‘This looks perfect’
Jacqueline Krehel was heading to class at Tri-C’s Western Campus when she saw a huge sign advertising the Bridges program: “I was like, ‘Oh, my goodness. This looks perfect,’” she said.
Krehel knew from a young age that she wanted to work in a medical field. The 22-year-old is studying psychology, and Bridges offered exactly the right fit.
“Bridges streamlined things for me. It put me at a four-year university. It made things so much easier,” she said.
Krehel earned her Associate of Arts from Tri-C in 2019 and is working on a bachelor’s degree in psychology at CSU. Her current research project looks at eating disorders as well as attention and emotion regulation.
Using a computer to connect with her subjects, she offers prompts and then measures physiological responses using eye tracking to gauge what attracts attention.
“I thought that doing research at Tri-C was going to be somewhat limited, not being a four-year institution,” said Krehel, who plans to pursue a Ph.D. and would like to work in research for the U.S. Department of Defense. “It would have been nearly impossible without Bridges.”
Leading the way
Few people at the College are as enthusiastic about the Bridges program as Ormond Brathwaite, associate dean of STEM at Western Campus in Parma. He co-authored the original grant proposal in 1998.
Because of the focus on students underrepresented in biomedical fields, Bridges dovetails with Tri-C’s mission to promote individual development and improve the quality of life in a multicultural community.
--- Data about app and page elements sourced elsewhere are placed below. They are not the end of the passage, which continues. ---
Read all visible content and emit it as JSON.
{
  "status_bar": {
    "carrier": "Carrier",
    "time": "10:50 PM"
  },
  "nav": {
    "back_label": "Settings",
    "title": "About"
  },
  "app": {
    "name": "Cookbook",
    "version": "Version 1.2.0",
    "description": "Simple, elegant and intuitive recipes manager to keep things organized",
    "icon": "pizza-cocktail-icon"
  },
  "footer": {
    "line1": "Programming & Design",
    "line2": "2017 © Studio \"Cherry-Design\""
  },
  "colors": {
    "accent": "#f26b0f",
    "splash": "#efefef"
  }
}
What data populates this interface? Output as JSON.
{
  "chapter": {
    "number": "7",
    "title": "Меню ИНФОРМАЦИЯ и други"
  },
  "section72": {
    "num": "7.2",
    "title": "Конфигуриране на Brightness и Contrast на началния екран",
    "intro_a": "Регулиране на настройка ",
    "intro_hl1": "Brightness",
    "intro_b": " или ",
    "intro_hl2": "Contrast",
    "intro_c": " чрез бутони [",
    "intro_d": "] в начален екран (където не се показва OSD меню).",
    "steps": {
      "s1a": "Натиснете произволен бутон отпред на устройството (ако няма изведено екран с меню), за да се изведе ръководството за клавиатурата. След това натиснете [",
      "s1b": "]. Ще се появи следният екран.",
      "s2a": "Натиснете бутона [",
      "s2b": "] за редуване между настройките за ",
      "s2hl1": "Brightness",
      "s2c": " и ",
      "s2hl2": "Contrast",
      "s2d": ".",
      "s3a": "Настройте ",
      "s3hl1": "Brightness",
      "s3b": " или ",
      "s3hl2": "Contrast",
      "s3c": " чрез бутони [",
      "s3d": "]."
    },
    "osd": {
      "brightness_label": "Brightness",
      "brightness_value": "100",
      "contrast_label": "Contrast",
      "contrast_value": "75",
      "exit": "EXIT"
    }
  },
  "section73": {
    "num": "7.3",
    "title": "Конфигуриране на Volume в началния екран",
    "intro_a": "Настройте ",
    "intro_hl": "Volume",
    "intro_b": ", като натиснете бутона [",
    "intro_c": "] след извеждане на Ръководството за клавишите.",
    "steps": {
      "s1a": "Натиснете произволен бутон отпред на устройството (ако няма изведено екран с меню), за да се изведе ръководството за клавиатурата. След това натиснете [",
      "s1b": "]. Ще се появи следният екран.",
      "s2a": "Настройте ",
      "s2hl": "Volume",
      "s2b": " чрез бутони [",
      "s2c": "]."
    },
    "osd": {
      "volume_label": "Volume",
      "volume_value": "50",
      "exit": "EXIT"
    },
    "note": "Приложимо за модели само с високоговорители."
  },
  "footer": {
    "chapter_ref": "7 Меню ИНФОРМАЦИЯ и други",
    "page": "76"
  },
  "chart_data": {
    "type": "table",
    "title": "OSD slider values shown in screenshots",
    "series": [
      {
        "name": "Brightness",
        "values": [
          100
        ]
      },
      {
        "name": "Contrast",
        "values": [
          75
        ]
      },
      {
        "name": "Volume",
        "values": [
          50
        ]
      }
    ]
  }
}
It meshes a social function within the hardcore research and rigorous academics.
“We wanted to be part of the national voice and set models for other community colleges to follow,” Brathwaite said.
The program allows Tri-C students to get a head start on their lab and research experience, providing opportunities many don’t see until late in their baccalaureate degree studies or even graduate school, Brathwaite said.
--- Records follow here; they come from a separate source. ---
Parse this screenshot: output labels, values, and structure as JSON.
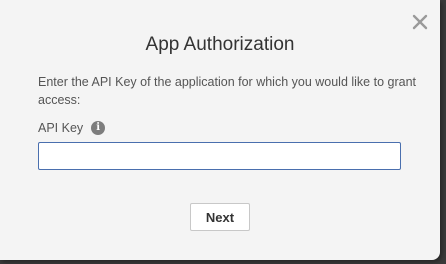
{
  "dialog": {
    "title": "App Authorization",
    "description": "Enter the API Key of the application for which you would like to grant access:",
    "close_icon": "close-icon",
    "field": {
      "label": "API Key",
      "info_icon": "info-icon",
      "info_glyph": "i",
      "value": "",
      "placeholder": ""
    },
    "next_label": "Next"
  },
  "colors": {
    "dialog_bg": "#f4f4f4",
    "input_border": "#4a6fae",
    "text": "#333333"
  }
}
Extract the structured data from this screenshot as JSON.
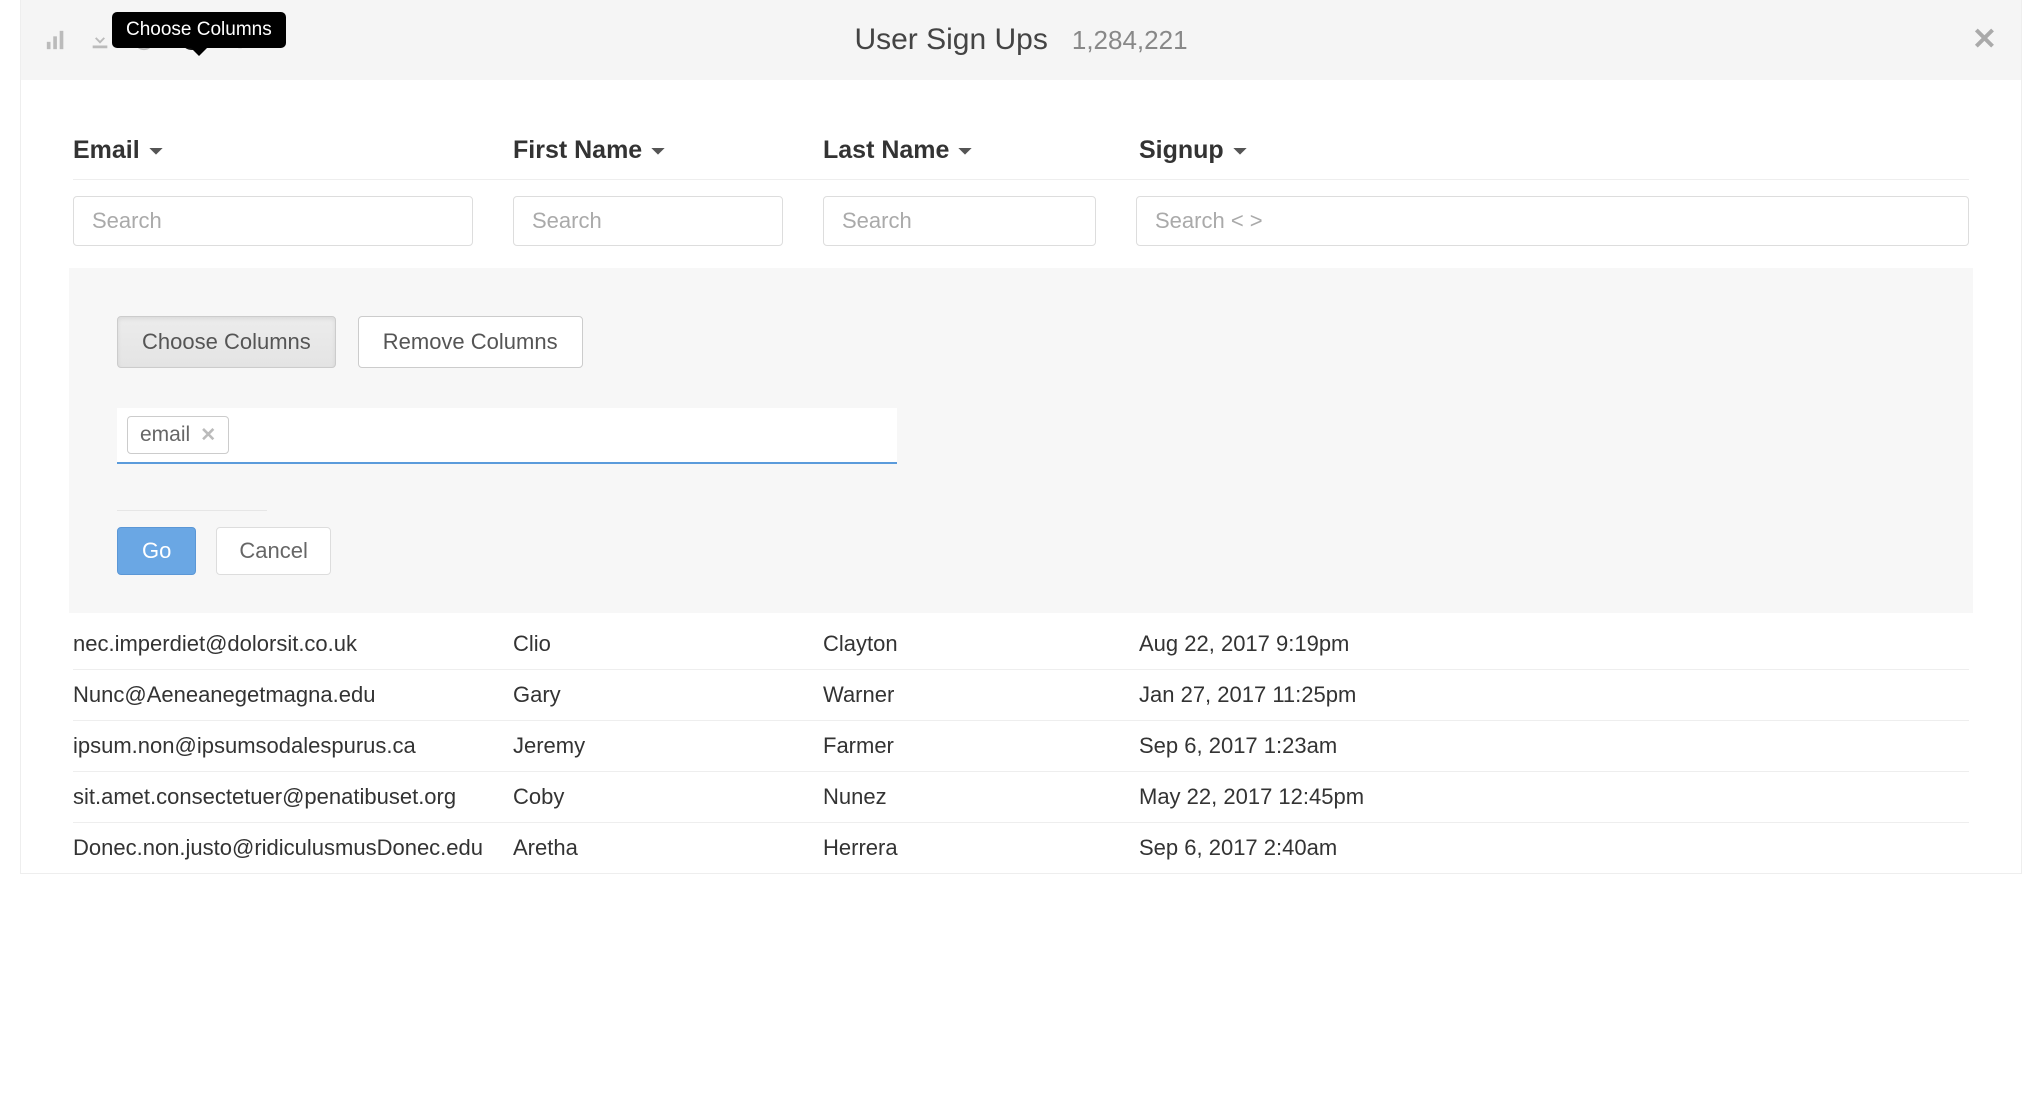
{
  "tooltip": "Choose Columns",
  "header": {
    "title": "User Sign Ups",
    "count": "1,284,221"
  },
  "columns": [
    {
      "key": "email",
      "label": "Email",
      "placeholder": "Search"
    },
    {
      "key": "first",
      "label": "First Name",
      "placeholder": "Search"
    },
    {
      "key": "last",
      "label": "Last Name",
      "placeholder": "Search"
    },
    {
      "key": "signup",
      "label": "Signup",
      "placeholder": "Search < >"
    }
  ],
  "panel": {
    "tabs": {
      "choose": "Choose Columns",
      "remove": "Remove Columns",
      "active": "choose"
    },
    "tag": "email",
    "go": "Go",
    "cancel": "Cancel"
  },
  "rows": [
    {
      "email": "nec.imperdiet@dolorsit.co.uk",
      "first": "Clio",
      "last": "Clayton",
      "signup": "Aug 22, 2017 9:19pm"
    },
    {
      "email": "Nunc@Aeneanegetmagna.edu",
      "first": "Gary",
      "last": "Warner",
      "signup": "Jan 27, 2017 11:25pm"
    },
    {
      "email": "ipsum.non@ipsumsodalespurus.ca",
      "first": "Jeremy",
      "last": "Farmer",
      "signup": "Sep 6, 2017 1:23am"
    },
    {
      "email": "sit.amet.consectetuer@penatibuset.org",
      "first": "Coby",
      "last": "Nunez",
      "signup": "May 22, 2017 12:45pm"
    },
    {
      "email": "Donec.non.justo@ridiculusmusDonec.edu",
      "first": "Aretha",
      "last": "Herrera",
      "signup": "Sep 6, 2017 2:40am"
    }
  ]
}
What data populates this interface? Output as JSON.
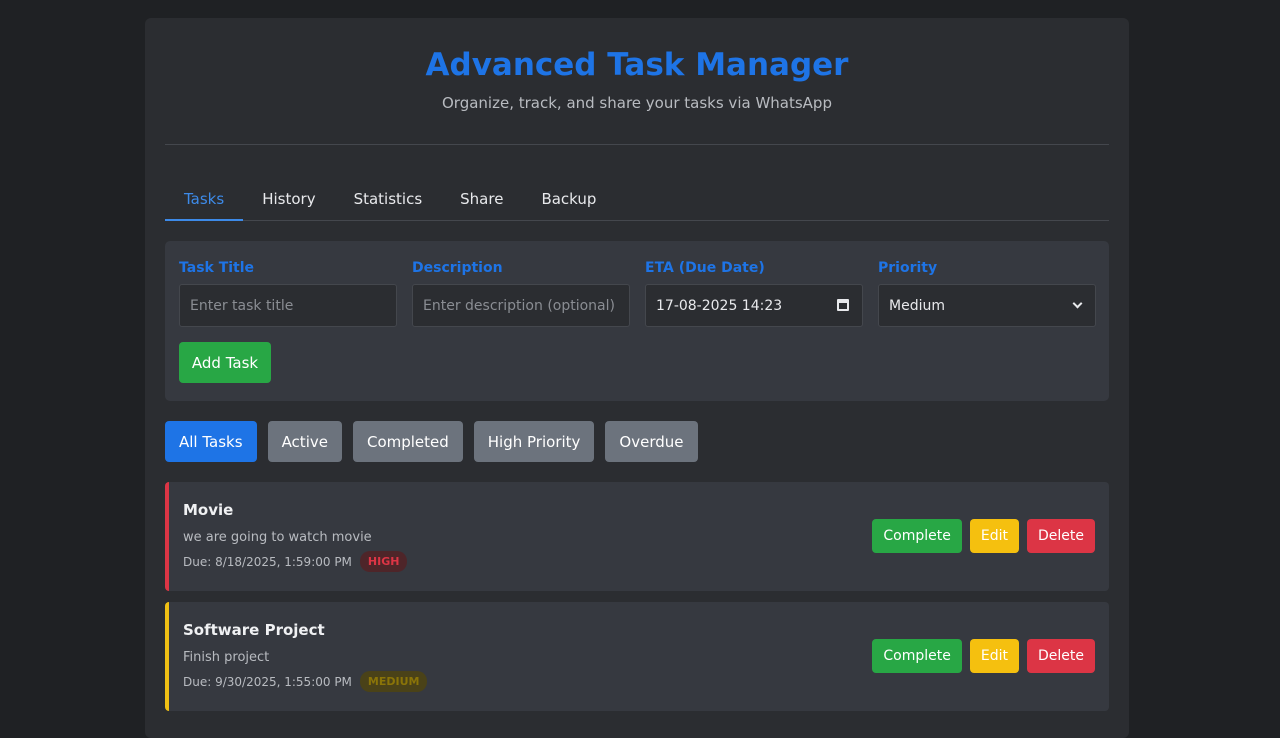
{
  "header": {
    "title": "Advanced Task Manager",
    "subtitle": "Organize, track, and share your tasks via WhatsApp"
  },
  "tabs": [
    {
      "label": "Tasks",
      "active": true
    },
    {
      "label": "History",
      "active": false
    },
    {
      "label": "Statistics",
      "active": false
    },
    {
      "label": "Share",
      "active": false
    },
    {
      "label": "Backup",
      "active": false
    }
  ],
  "form": {
    "title_label": "Task Title",
    "title_placeholder": "Enter task title",
    "desc_label": "Description",
    "desc_placeholder": "Enter description (optional)",
    "eta_label": "ETA (Due Date)",
    "eta_value": "17-08-2025 14:23",
    "priority_label": "Priority",
    "priority_value": "Medium",
    "add_label": "Add Task"
  },
  "filters": [
    {
      "label": "All Tasks",
      "active": true
    },
    {
      "label": "Active",
      "active": false
    },
    {
      "label": "Completed",
      "active": false
    },
    {
      "label": "High Priority",
      "active": false
    },
    {
      "label": "Overdue",
      "active": false
    }
  ],
  "tasks": [
    {
      "title": "Movie",
      "description": "we are going to watch movie",
      "due": "Due: 8/18/2025, 1:59:00 PM",
      "priority": "HIGH",
      "complete_label": "Complete",
      "edit_label": "Edit",
      "delete_label": "Delete"
    },
    {
      "title": "Software Project",
      "description": "Finish project",
      "due": "Due: 9/30/2025, 1:55:00 PM",
      "priority": "MEDIUM",
      "complete_label": "Complete",
      "edit_label": "Edit",
      "delete_label": "Delete"
    }
  ],
  "colors": {
    "accent": "#1e74e6",
    "success": "#28a745",
    "warning": "#f5c00f",
    "danger": "#dc3545"
  }
}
Students are paired with mentors at CWRU or CSU who work with them to formulate research questions and design projects. The mentors assist with project logistics as well as with writing, ethics, data integrity and other aspects of the work.
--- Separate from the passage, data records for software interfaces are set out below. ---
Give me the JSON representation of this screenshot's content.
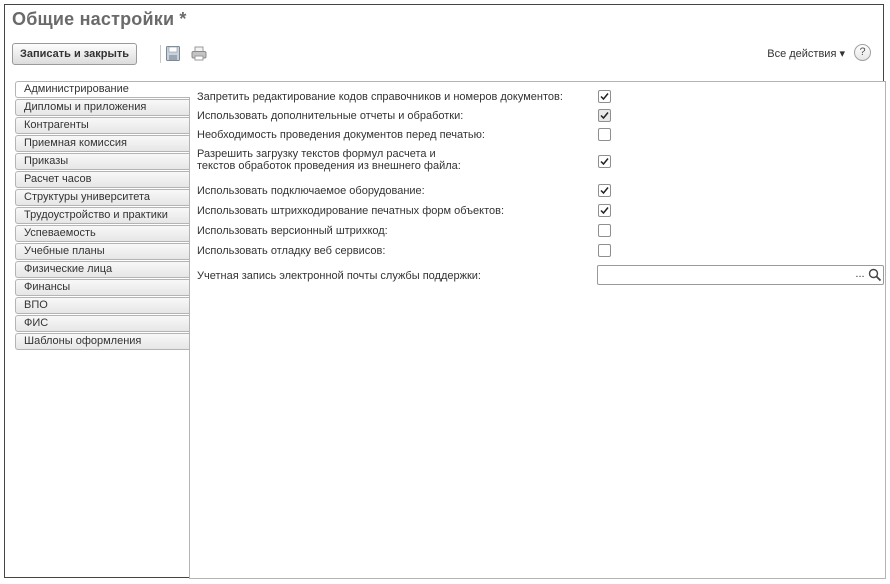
{
  "window": {
    "title": "Общие настройки *"
  },
  "toolbar": {
    "save_close_label": "Записать и закрыть",
    "all_actions_label": "Все действия ▾",
    "help_label": "?"
  },
  "tabs": [
    {
      "label": "Администрирование",
      "active": true
    },
    {
      "label": "Дипломы и приложения"
    },
    {
      "label": "Контрагенты"
    },
    {
      "label": "Приемная комиссия"
    },
    {
      "label": "Приказы"
    },
    {
      "label": "Расчет часов"
    },
    {
      "label": "Структуры университета"
    },
    {
      "label": "Трудоустройство и практики"
    },
    {
      "label": "Успеваемость"
    },
    {
      "label": "Учебные планы"
    },
    {
      "label": "Физические лица"
    },
    {
      "label": "Финансы"
    },
    {
      "label": "ВПО"
    },
    {
      "label": "ФИС"
    },
    {
      "label": "Шаблоны оформления"
    }
  ],
  "settings": [
    {
      "label": "Запретить редактирование кодов справочников и номеров документов:",
      "checked": true
    },
    {
      "label": "Использовать дополнительные отчеты и обработки:",
      "checked": true
    },
    {
      "label": "Необходимость проведения документов перед печатью:",
      "checked": false
    },
    {
      "label": "Разрешить загрузку текстов формул расчета и",
      "label2": "текстов обработок проведения из внешнего файла:",
      "checked": true
    },
    {
      "label": "Использовать подключаемое оборудование:",
      "checked": true
    },
    {
      "label": "Использовать штрихкодирование печатных форм объектов:",
      "checked": true
    },
    {
      "label": "Использовать версионный штрихкод:",
      "checked": false
    },
    {
      "label": "Использовать отладку веб сервисов:",
      "checked": false
    }
  ],
  "email": {
    "label": "Учетная запись электронной почты службы поддержки:",
    "value": "",
    "ellipsis": "..."
  }
}
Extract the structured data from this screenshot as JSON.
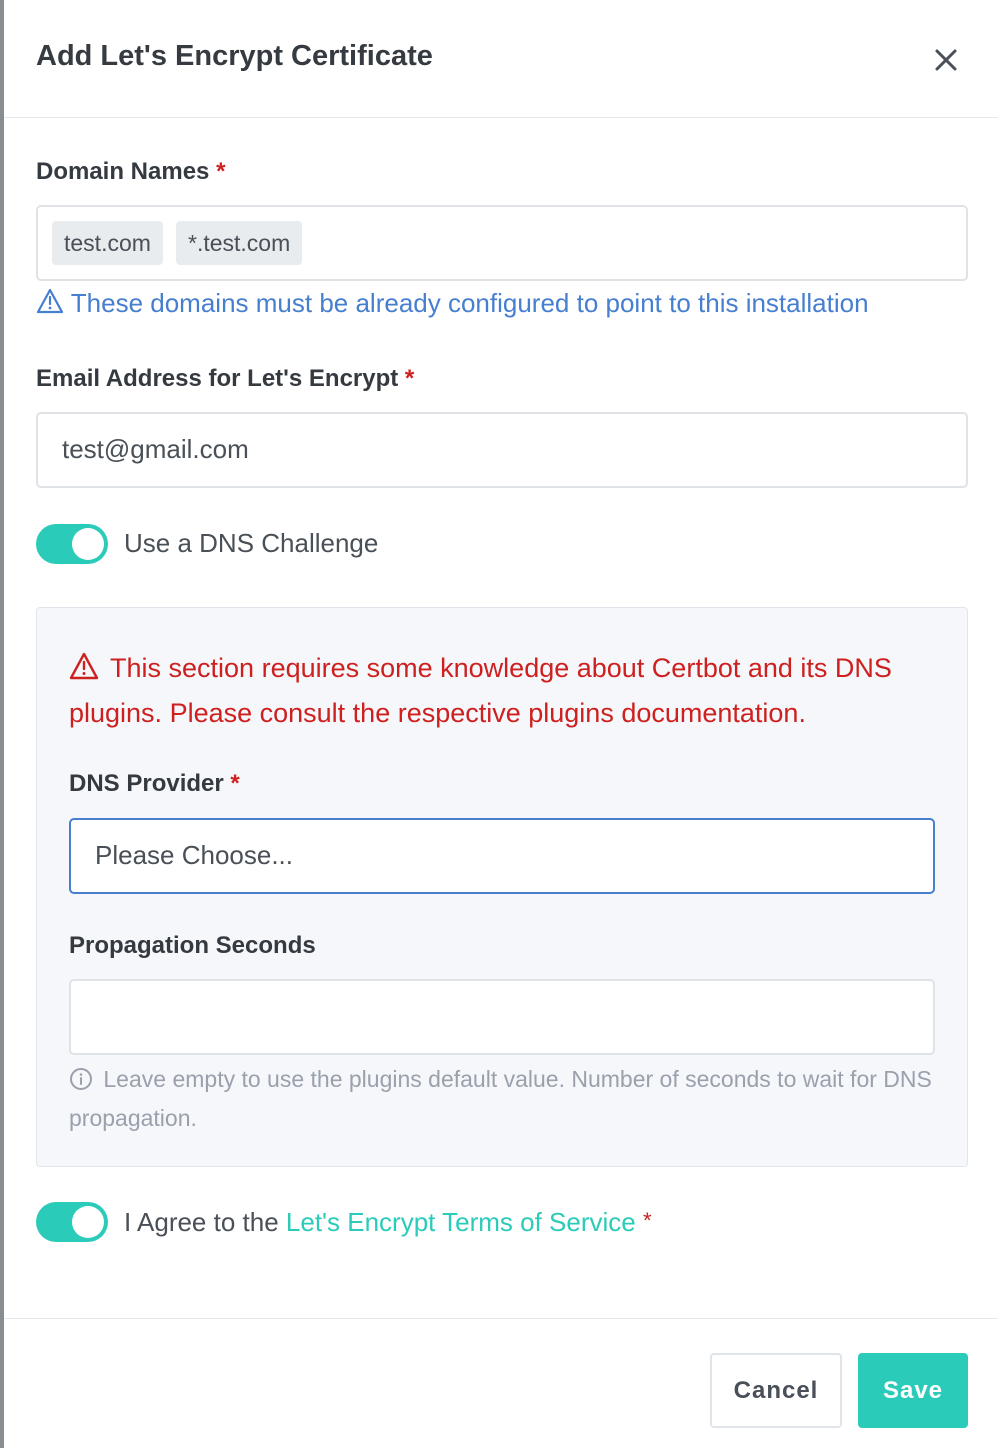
{
  "modal": {
    "title": "Add Let's Encrypt Certificate"
  },
  "domain_names": {
    "label": "Domain Names",
    "required_mark": "*",
    "chips": [
      "test.com",
      "*.test.com"
    ],
    "hint": "These domains must be already configured to point to this installation"
  },
  "email": {
    "label": "Email Address for Let's Encrypt",
    "required_mark": "*",
    "value": "test@gmail.com"
  },
  "dns_challenge": {
    "label": "Use a DNS Challenge",
    "enabled": true
  },
  "dns_panel": {
    "warning": "This section requires some knowledge about Certbot and its DNS plugins. Please consult the respective plugins documentation.",
    "provider": {
      "label": "DNS Provider",
      "required_mark": "*",
      "selected": "Please Choose..."
    },
    "propagation": {
      "label": "Propagation Seconds",
      "value": "",
      "hint": "Leave empty to use the plugins default value. Number of seconds to wait for DNS propagation."
    }
  },
  "agree": {
    "prefix": "I Agree to the",
    "link_text": "Let's Encrypt Terms of Service",
    "required_mark": "*",
    "enabled": true
  },
  "footer": {
    "cancel_label": "Cancel",
    "save_label": "Save"
  },
  "colors": {
    "accent": "#2bcbba",
    "danger": "#cd201f",
    "info": "#467fcf",
    "focus_border": "#467fcf"
  }
}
Tri-C also offers courses that prepare students to professionally manage their research. At the conclusion of a project, students often report findings locally, regionally and even nationally.
Bridges has opened doors for Tri-C students to present at the New England Science Symposium at Harvard University and the Annual Biomedical Research Conference for Minority Students.
Program participants must maintain a 2.8 overall GPA, with a 3.0 GPA in science courses.
“We are looking for scholars,” Brathwaite said. “This is a place where you are going to work, and you are going to succeed. Don’t be afraid of the work.”
While he was working nights playing music, Jaworski sold pop-culture pins online as a day job. One activity provided him with money, the other with meaning. He said the Bridges program gave him both.
“It’s really important to be clear on what’s important to you, and that can honestly be scary,” Jaworski said. “I know mental health is important to me. Helping people is important to me. I know that education is important to me. I didn’t know that stuff before.
“This is what I was looking for. I could see all these threads that were already there in my life. It was just a matter of putting them all together.”
Jaworski earned an Associate of Arts degree from Tri-C in 2017 and a bachelor’s degree from CSU in 2019. He currently is wrapping up a study at CSU about substance abuse and the ways shame can impede progress. He hopes to publish a manuscript based on the research.
His goal is to work at a private practice, and he is close to securing an internship at one this fall. Jaworski said he doubts he would have found his way into research without the Bridges program.
“There’s a part of me that’s just interested in learning, in academics, and I had never scratched that itch,” he said. “I feel like I really lucked out.”
This story can also be found in the Spring 2021 edition of Tri-C Times.
April 14, 2021
Jarrod Zickefoose, 216-987-4750 email@example.com